If you ever worry the story you want to tell is too strange or too scary or too something, just remember that The Graveyard Book is a Newbery award-winning children’s novel that opens with a triple homicide. A vivid and delightfully macabre adventure from beginning to end, this is a book that grabs you from the first page and never quite lets go.
Ages 10+ | Publisher: HarperCollins | 2008 | ISBN-13: 978-0060530921
Written by Patrick Ness
Speaking of letting go…I’m not crying, you’re crying. (We’re all probably crying.) This beautiful book, simultaneously so raw and so delicate in its exploration of death and illness and grief, is a story I wish had existed when I was younger. To read it now, lingering over each carefully chosen word and powerfully haunting illustration, is always a bittersweet pleasure.
Ages 11+ | Publisher: Candlewick | 2011 | ISBN-13: 978-0763655594
Written by Catherynne M. Valente
Everyone, no matter how old they are, needs a good fairy story once in a while. Sometimes, that fairy story doesn’t even have many fairies in it (!) and it’s still a rollicking, wondrous adventure packed with heart. I can’t think of a better book for a young reader’s first trip to fairyland – or the occasional visit by a grownup like me.
Ages 10-14 | Publisher: Feiwel & Friends | 2011 | ISBN-13: 978-0312649616
Written by Sarah Jean Horwitz
Publisher’s Synopsis: A stunning debut about a magician’s apprentice and a one-winged princess who must vanquish the mechanical monsters that stalk the streets and threaten the faerie kingdom.

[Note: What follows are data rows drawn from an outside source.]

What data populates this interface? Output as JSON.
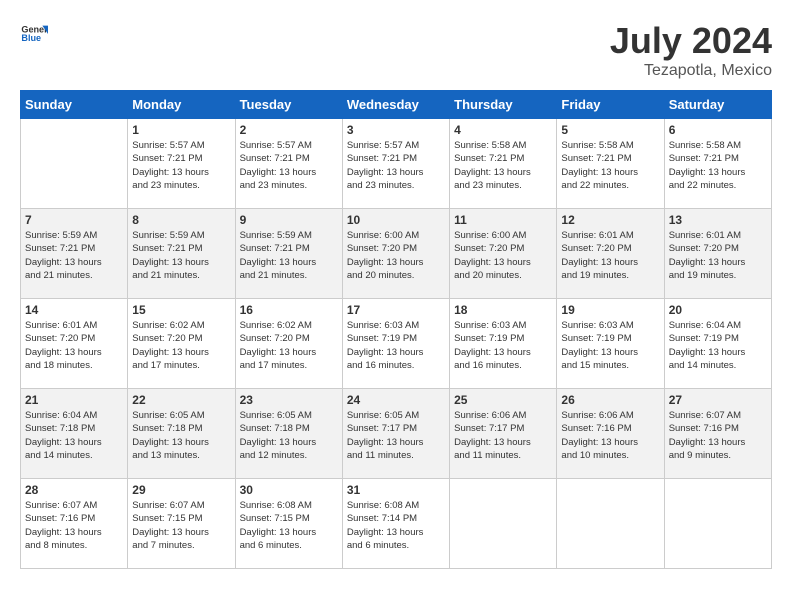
{
  "header": {
    "logo_general": "General",
    "logo_blue": "Blue",
    "month": "July 2024",
    "location": "Tezapotla, Mexico"
  },
  "weekdays": [
    "Sunday",
    "Monday",
    "Tuesday",
    "Wednesday",
    "Thursday",
    "Friday",
    "Saturday"
  ],
  "weeks": [
    [
      {
        "day": "",
        "info": ""
      },
      {
        "day": "1",
        "info": "Sunrise: 5:57 AM\nSunset: 7:21 PM\nDaylight: 13 hours\nand 23 minutes."
      },
      {
        "day": "2",
        "info": "Sunrise: 5:57 AM\nSunset: 7:21 PM\nDaylight: 13 hours\nand 23 minutes."
      },
      {
        "day": "3",
        "info": "Sunrise: 5:57 AM\nSunset: 7:21 PM\nDaylight: 13 hours\nand 23 minutes."
      },
      {
        "day": "4",
        "info": "Sunrise: 5:58 AM\nSunset: 7:21 PM\nDaylight: 13 hours\nand 23 minutes."
      },
      {
        "day": "5",
        "info": "Sunrise: 5:58 AM\nSunset: 7:21 PM\nDaylight: 13 hours\nand 22 minutes."
      },
      {
        "day": "6",
        "info": "Sunrise: 5:58 AM\nSunset: 7:21 PM\nDaylight: 13 hours\nand 22 minutes."
      }
    ],
    [
      {
        "day": "7",
        "info": "Sunrise: 5:59 AM\nSunset: 7:21 PM\nDaylight: 13 hours\nand 21 minutes."
      },
      {
        "day": "8",
        "info": "Sunrise: 5:59 AM\nSunset: 7:21 PM\nDaylight: 13 hours\nand 21 minutes."
      },
      {
        "day": "9",
        "info": "Sunrise: 5:59 AM\nSunset: 7:21 PM\nDaylight: 13 hours\nand 21 minutes."
      },
      {
        "day": "10",
        "info": "Sunrise: 6:00 AM\nSunset: 7:20 PM\nDaylight: 13 hours\nand 20 minutes."
      },
      {
        "day": "11",
        "info": "Sunrise: 6:00 AM\nSunset: 7:20 PM\nDaylight: 13 hours\nand 20 minutes."
      },
      {
        "day": "12",
        "info": "Sunrise: 6:01 AM\nSunset: 7:20 PM\nDaylight: 13 hours\nand 19 minutes."
      },
      {
        "day": "13",
        "info": "Sunrise: 6:01 AM\nSunset: 7:20 PM\nDaylight: 13 hours\nand 19 minutes."
      }
    ],
    [
      {
        "day": "14",
        "info": "Sunrise: 6:01 AM\nSunset: 7:20 PM\nDaylight: 13 hours\nand 18 minutes."
      },
      {
        "day": "15",
        "info": "Sunrise: 6:02 AM\nSunset: 7:20 PM\nDaylight: 13 hours\nand 17 minutes."
      },
      {
        "day": "16",
        "info": "Sunrise: 6:02 AM\nSunset: 7:20 PM\nDaylight: 13 hours\nand 17 minutes."
      },
      {
        "day": "17",
        "info": "Sunrise: 6:03 AM\nSunset: 7:19 PM\nDaylight: 13 hours\nand 16 minutes."
      },
      {
        "day": "18",
        "info": "Sunrise: 6:03 AM\nSunset: 7:19 PM\nDaylight: 13 hours\nand 16 minutes."
      },
      {
        "day": "19",
        "info": "Sunrise: 6:03 AM\nSunset: 7:19 PM\nDaylight: 13 hours\nand 15 minutes."
      },
      {
        "day": "20",
        "info": "Sunrise: 6:04 AM\nSunset: 7:19 PM\nDaylight: 13 hours\nand 14 minutes."
      }
    ],
    [
      {
        "day": "21",
        "info": "Sunrise: 6:04 AM\nSunset: 7:18 PM\nDaylight: 13 hours\nand 14 minutes."
      },
      {
        "day": "22",
        "info": "Sunrise: 6:05 AM\nSunset: 7:18 PM\nDaylight: 13 hours\nand 13 minutes."
      },
      {
        "day": "23",
        "info": "Sunrise: 6:05 AM\nSunset: 7:18 PM\nDaylight: 13 hours\nand 12 minutes."
      },
      {
        "day": "24",
        "info": "Sunrise: 6:05 AM\nSunset: 7:17 PM\nDaylight: 13 hours\nand 11 minutes."
      },
      {
        "day": "25",
        "info": "Sunrise: 6:06 AM\nSunset: 7:17 PM\nDaylight: 13 hours\nand 11 minutes."
      },
      {
        "day": "26",
        "info": "Sunrise: 6:06 AM\nSunset: 7:16 PM\nDaylight: 13 hours\nand 10 minutes."
      },
      {
        "day": "27",
        "info": "Sunrise: 6:07 AM\nSunset: 7:16 PM\nDaylight: 13 hours\nand 9 minutes."
      }
    ],
    [
      {
        "day": "28",
        "info": "Sunrise: 6:07 AM\nSunset: 7:16 PM\nDaylight: 13 hours\nand 8 minutes."
      },
      {
        "day": "29",
        "info": "Sunrise: 6:07 AM\nSunset: 7:15 PM\nDaylight: 13 hours\nand 7 minutes."
      },
      {
        "day": "30",
        "info": "Sunrise: 6:08 AM\nSunset: 7:15 PM\nDaylight: 13 hours\nand 6 minutes."
      },
      {
        "day": "31",
        "info": "Sunrise: 6:08 AM\nSunset: 7:14 PM\nDaylight: 13 hours\nand 6 minutes."
      },
      {
        "day": "",
        "info": ""
      },
      {
        "day": "",
        "info": ""
      },
      {
        "day": "",
        "info": ""
      }
    ]
  ]
}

Aspiring inventor and magician’s apprentice Felix Carmer III would rather be tinkering with his latest experiments than sawing girls in half on stage, but with Antoine the Amazifier’s show a tomato’s throw away from going under, Carmer is determined to win the cash prize in the biggest magic competition in Skemantis. When fate throws Carmer across the path of fiery, flightless faerie princess Grit (do not call her Grettifrida), they strike a deal. If Carmer will help Grit investigate a string of faerie disappearances, she’ll use her very real magic to give his mechanical illusions a much-needed boost against the competition. But Carmer and Grit soon discover they’re not the only duo trying to pair magic with machine – and the combination can be deadly.
In this story perfect for readers of the Lockwood & Co and Wildwood series, Sarah Jean Horwitz takes readers on a thrilling journey through a magical wooded fairyland and steampunk streets where terrifying automata cats lurk in the shadows and a mad scientist’s newest mechanical invention might be more menace than miracle.

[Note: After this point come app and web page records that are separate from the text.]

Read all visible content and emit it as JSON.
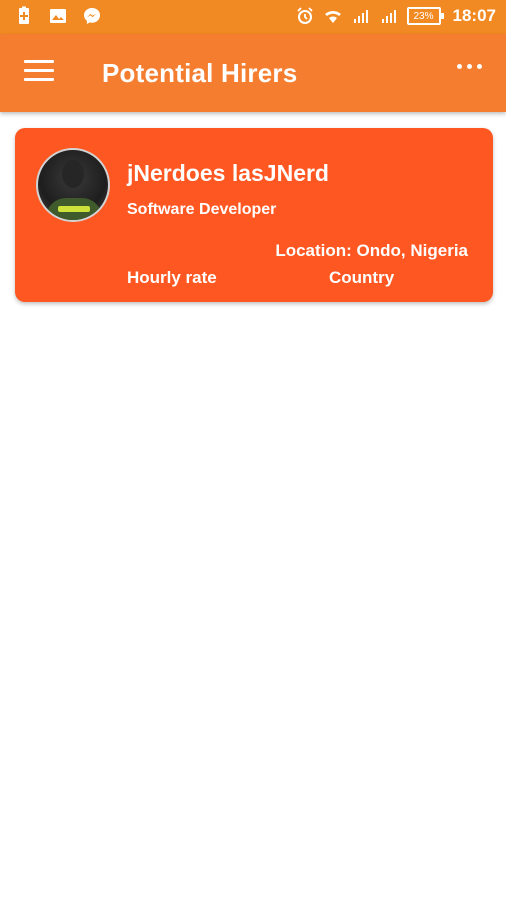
{
  "status_bar": {
    "time": "18:07",
    "battery": "23%",
    "left_icons": [
      "battery-saver-icon",
      "image-icon",
      "messenger-icon"
    ],
    "right_icons": [
      "alarm-icon",
      "wifi-icon",
      "signal-icon",
      "signal-icon"
    ]
  },
  "app_bar": {
    "title": "Potential Hirers"
  },
  "card": {
    "name": "jNerdoes lasJNerd",
    "role": "Software Developer",
    "location": "Location: Ondo, Nigeria",
    "hourly_rate_label": "Hourly rate",
    "country_label": "Country"
  },
  "colors": {
    "status_bar": "#f28a24",
    "app_bar": "#f47d30",
    "card": "#ff5722"
  }
}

Ages 10-14 | Publisher: Algonquin Young Readers | 2017 | ISBN-13: 978-1616206635
About the Author
Sarah Jean Horwitz was raised in suburban New Jersey where her love of storytelling grew from listening to her mother’s original “fractured fairy tales.” She lives in Boston, Massachusetts. Carmer and Grit: The Wingsnatchers is her first novel. You can visit her online at sarahjeanhorwitz.com and on Twitter: @sunshineJHwitz.

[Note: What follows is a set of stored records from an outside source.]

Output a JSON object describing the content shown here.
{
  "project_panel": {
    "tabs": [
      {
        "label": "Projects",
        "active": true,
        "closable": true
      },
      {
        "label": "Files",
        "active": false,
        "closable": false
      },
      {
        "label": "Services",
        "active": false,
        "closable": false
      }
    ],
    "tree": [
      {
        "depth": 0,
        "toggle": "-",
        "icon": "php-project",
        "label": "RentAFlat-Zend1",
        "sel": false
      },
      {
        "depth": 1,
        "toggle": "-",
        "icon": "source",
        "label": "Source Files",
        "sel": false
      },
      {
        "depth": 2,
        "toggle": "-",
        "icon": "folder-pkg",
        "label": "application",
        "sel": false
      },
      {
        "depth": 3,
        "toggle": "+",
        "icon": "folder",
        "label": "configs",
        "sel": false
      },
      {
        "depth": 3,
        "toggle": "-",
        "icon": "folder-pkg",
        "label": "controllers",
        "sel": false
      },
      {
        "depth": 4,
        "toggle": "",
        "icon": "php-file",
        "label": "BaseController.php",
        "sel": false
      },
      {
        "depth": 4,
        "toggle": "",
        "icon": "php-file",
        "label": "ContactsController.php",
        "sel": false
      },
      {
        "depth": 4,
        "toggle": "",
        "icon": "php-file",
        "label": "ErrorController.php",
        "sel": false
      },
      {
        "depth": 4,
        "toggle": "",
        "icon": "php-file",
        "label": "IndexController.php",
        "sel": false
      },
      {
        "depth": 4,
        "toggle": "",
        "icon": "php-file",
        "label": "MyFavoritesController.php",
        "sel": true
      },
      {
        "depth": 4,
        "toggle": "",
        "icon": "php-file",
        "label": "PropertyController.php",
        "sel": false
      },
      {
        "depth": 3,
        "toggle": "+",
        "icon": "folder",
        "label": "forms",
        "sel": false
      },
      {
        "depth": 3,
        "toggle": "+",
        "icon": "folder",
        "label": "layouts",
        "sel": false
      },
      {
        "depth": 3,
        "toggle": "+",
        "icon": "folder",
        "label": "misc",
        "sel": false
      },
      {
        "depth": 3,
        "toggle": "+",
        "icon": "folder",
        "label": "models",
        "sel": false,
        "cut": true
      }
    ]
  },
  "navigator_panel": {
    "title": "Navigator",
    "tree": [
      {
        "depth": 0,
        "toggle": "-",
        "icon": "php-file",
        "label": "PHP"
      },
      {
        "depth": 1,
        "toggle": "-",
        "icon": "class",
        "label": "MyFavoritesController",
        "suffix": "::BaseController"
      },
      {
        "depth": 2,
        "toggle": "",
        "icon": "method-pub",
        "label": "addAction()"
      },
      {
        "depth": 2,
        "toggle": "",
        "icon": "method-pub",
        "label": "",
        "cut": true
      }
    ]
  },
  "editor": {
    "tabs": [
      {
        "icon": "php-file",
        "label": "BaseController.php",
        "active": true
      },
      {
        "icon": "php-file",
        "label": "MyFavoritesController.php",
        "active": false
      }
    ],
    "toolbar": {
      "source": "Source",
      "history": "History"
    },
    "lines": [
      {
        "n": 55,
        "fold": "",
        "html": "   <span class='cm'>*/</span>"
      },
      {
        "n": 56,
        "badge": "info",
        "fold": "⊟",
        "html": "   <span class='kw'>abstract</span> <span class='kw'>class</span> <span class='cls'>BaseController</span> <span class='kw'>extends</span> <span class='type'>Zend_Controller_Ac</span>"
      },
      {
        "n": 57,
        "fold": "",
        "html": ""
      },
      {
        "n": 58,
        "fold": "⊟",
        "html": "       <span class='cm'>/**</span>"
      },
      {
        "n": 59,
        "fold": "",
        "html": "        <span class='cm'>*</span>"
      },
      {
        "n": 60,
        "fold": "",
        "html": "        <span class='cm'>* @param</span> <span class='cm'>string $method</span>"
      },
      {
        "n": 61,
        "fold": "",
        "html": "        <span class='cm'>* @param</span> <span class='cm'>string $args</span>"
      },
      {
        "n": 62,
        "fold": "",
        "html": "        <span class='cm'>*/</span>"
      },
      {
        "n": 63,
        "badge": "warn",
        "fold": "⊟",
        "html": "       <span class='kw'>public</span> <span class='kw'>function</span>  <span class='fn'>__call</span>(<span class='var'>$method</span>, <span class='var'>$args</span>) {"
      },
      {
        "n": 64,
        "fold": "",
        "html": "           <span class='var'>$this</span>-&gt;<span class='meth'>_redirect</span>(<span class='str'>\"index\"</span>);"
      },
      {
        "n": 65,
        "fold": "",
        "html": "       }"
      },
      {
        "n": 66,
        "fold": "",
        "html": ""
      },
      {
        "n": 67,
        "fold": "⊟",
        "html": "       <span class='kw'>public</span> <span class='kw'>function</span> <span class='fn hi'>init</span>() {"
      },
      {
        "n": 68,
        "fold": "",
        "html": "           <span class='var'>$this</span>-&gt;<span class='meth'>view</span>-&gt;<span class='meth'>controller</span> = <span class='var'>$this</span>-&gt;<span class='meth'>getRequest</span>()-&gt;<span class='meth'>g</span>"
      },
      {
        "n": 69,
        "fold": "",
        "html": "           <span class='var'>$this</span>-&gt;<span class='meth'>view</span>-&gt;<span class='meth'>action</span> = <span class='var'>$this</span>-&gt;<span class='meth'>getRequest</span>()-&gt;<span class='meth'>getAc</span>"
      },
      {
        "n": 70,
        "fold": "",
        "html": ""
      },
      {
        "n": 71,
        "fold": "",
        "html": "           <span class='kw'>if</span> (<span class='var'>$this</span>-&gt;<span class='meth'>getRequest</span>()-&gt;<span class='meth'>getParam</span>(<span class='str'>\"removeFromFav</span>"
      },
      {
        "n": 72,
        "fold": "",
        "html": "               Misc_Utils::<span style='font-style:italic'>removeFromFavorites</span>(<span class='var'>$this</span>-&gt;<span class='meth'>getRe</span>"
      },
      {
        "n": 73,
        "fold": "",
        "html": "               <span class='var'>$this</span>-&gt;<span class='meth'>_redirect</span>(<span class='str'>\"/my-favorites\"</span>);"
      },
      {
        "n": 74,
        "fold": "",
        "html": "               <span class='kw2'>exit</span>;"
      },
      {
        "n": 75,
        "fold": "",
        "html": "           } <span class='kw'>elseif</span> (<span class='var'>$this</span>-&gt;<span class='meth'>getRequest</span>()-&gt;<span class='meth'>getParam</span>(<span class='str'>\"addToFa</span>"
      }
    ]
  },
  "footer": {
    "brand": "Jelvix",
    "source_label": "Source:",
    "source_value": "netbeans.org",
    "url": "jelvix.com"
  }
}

Sarah Jean Horwitz, author of Carmer and Grit: The Wingsnatchers, selected these ‘5 Middle Grade Books to Grow Up, Out, and Old With.’ Discover more articles on The Children’s Book Review tagged with Family Favorites.